For starters, we know that vinyl should be applied on a smooth, solid surface. Now, even if the outer metal of your rims is smooth, it is not solid. Your car wheels will sometimes spin at 80 mph and this won’t provide a very solid surface for the vinyl, which means your wrap won’t last too long.
If you are applying the wrapping to the vehicle’s body, then that would be a different story because that part of the car is stationary, solid, and fixed. Whereas vinyl wrapped to the vehicle’s main body can last up to 7 years, wrapping around the rims will probably last only one year.
Another reason we wouldn’t recommend having vinyl wrapping around the rims of your car is their location. You see, your wheels are constantly bombarding with mud, dirt, ice, dust, and oils left by other vehicles on the road, meaning, the vinyl will also be exposed to these elements.
Keeping in mind that oil and dirt are some of the things that shorten the lifespan of vinyl, your wheel wraps will definitely not be in the best of shape and you will need to clean them often to keep them looking new and serving your desired purpose.
Without doing this, your vinyl will get damaged and start to fade within a short period of time and you will typically be wasting money. Not just that. Having your wheels wrapped with vinyl can put you in danger if a part of it dislodges and flies onto your brakes.
So, yes, you can vinyl wrap your wheels, but also consider all the factors that will be working against your vinyl and decide whether it is a project worth spending money on.
What’s the Alternative?
If you are looking to glam the rims of your ride without worrying about damages, a powder coating would be more appropriate. Sure, you may not have a lot of styles and options like when using vinal wrapping, but how the coating is applied is what makes this product more superior to vinyl.
The application uses an electrostatic charge to bond finely ground pigments of powder to the rims, a process that makes the coating hardy, long-lasting, and unlikely to scratch. This tough layer is able to handle the elements on the road much better than a vinyl wrap that is likely to tear, chip, or get damaged within just a few weeks depending on the obstacles on the road.
Nothing adds color to a vehicle’s rims than a vinyl wrap. If you’re looking to give your wheels a new look, protect their paint, or increase the resale value of your car, just wrap the rims with vinyl.

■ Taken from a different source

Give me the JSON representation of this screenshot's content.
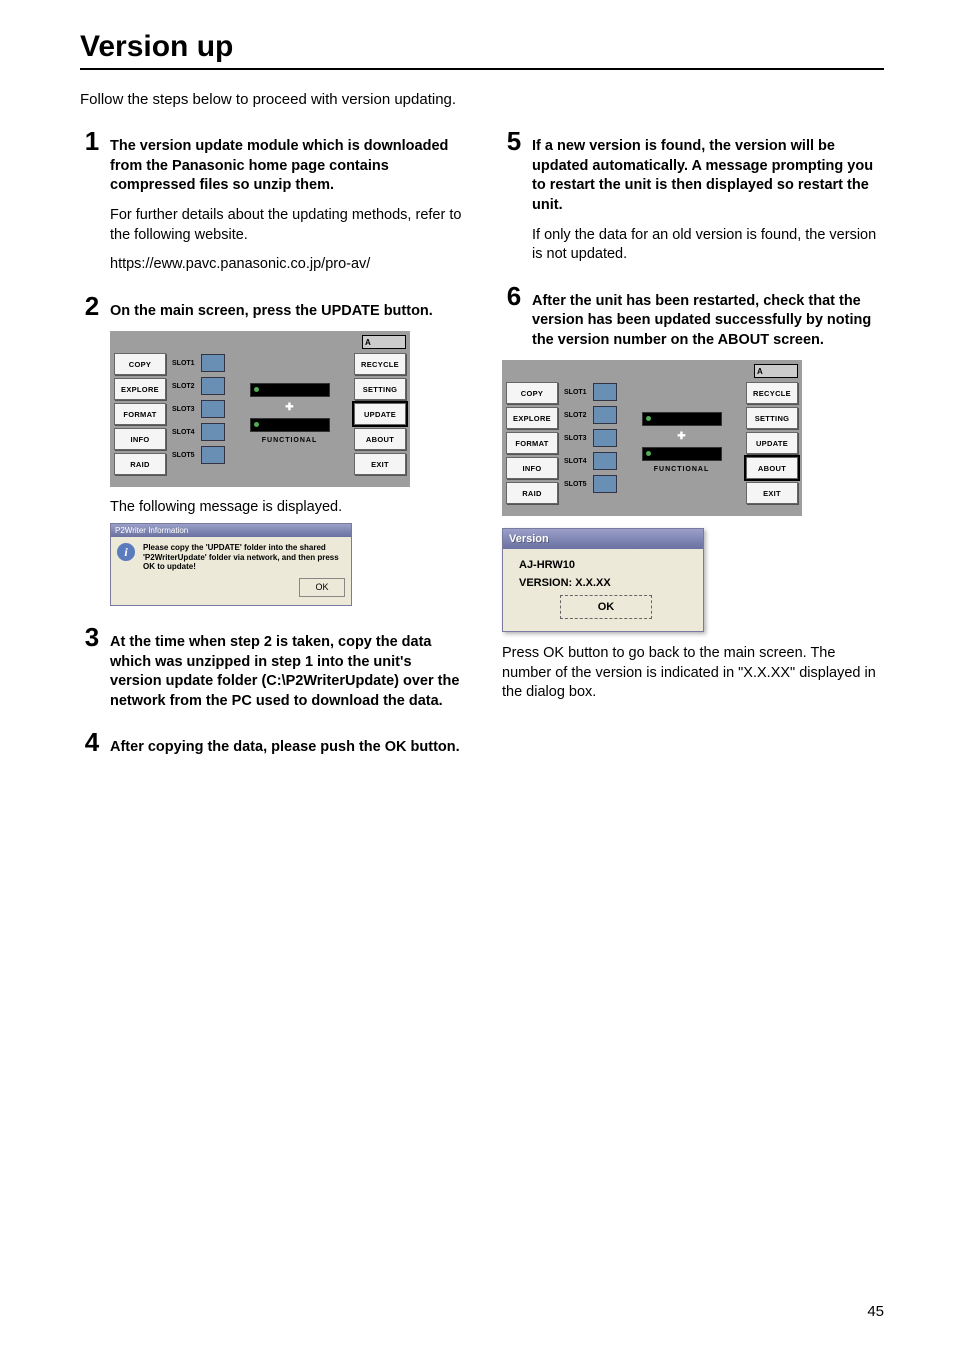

And as you can see from the installation steps outlined here, wrapping a vehicle’s wheels with vinyl is relatively easy.
However, it’s important that you first understand what you are getting yourself into. Sure, vinyl will look good on your rims but will get ruined much quicker than powder coating. Take good care of your wrapping to make it more durable.